* [Activity] In the entries below, count each line holding the word "content". Answer with the total alone.

* [Records to use]

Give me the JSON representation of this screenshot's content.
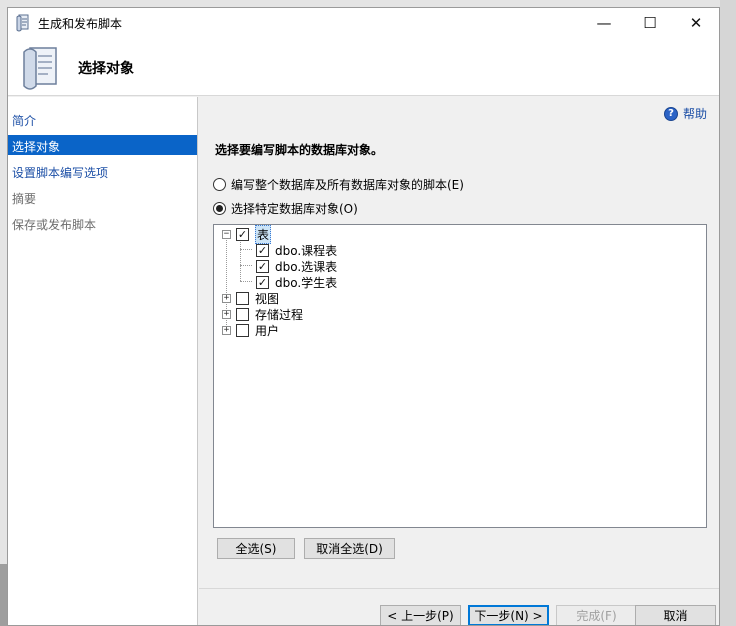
{
  "window": {
    "title": "生成和发布脚本",
    "minimize_glyph": "—",
    "maximize_glyph": "☐",
    "close_glyph": "✕"
  },
  "header": {
    "title": "选择对象",
    "icon": "script-scroll-icon"
  },
  "nav": {
    "items": [
      {
        "label": "简介",
        "state": "link"
      },
      {
        "label": "选择对象",
        "state": "selected"
      },
      {
        "label": "设置脚本编写选项",
        "state": "link"
      },
      {
        "label": "摘要",
        "state": "disabled"
      },
      {
        "label": "保存或发布脚本",
        "state": "disabled"
      }
    ]
  },
  "content": {
    "help_label": "帮助",
    "help_glyph": "?",
    "instruction": "选择要编写脚本的数据库对象。",
    "options": [
      {
        "label": "编写整个数据库及所有数据库对象的脚本(E)",
        "checked": false
      },
      {
        "label": "选择特定数据库对象(O)",
        "checked": true
      }
    ],
    "tree": {
      "expand_glyph": "+",
      "collapse_glyph": "−",
      "check_glyph": "✓",
      "nodes": [
        {
          "label": "表",
          "checked": true,
          "expanded": true,
          "children": [
            {
              "label": "dbo.课程表",
              "checked": true
            },
            {
              "label": "dbo.选课表",
              "checked": true
            },
            {
              "label": "dbo.学生表",
              "checked": true
            }
          ]
        },
        {
          "label": "视图",
          "checked": false,
          "expanded": false
        },
        {
          "label": "存储过程",
          "checked": false,
          "expanded": false
        },
        {
          "label": "用户",
          "checked": false,
          "expanded": false
        }
      ]
    },
    "select_all_label": "全选(S)",
    "deselect_all_label": "取消全选(D)"
  },
  "footer": {
    "prev_label": "< 上一步(P)",
    "next_label": "下一步(N) >",
    "finish_label": "完成(F)",
    "cancel_label": "取消"
  }
}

* [Problem solution] 2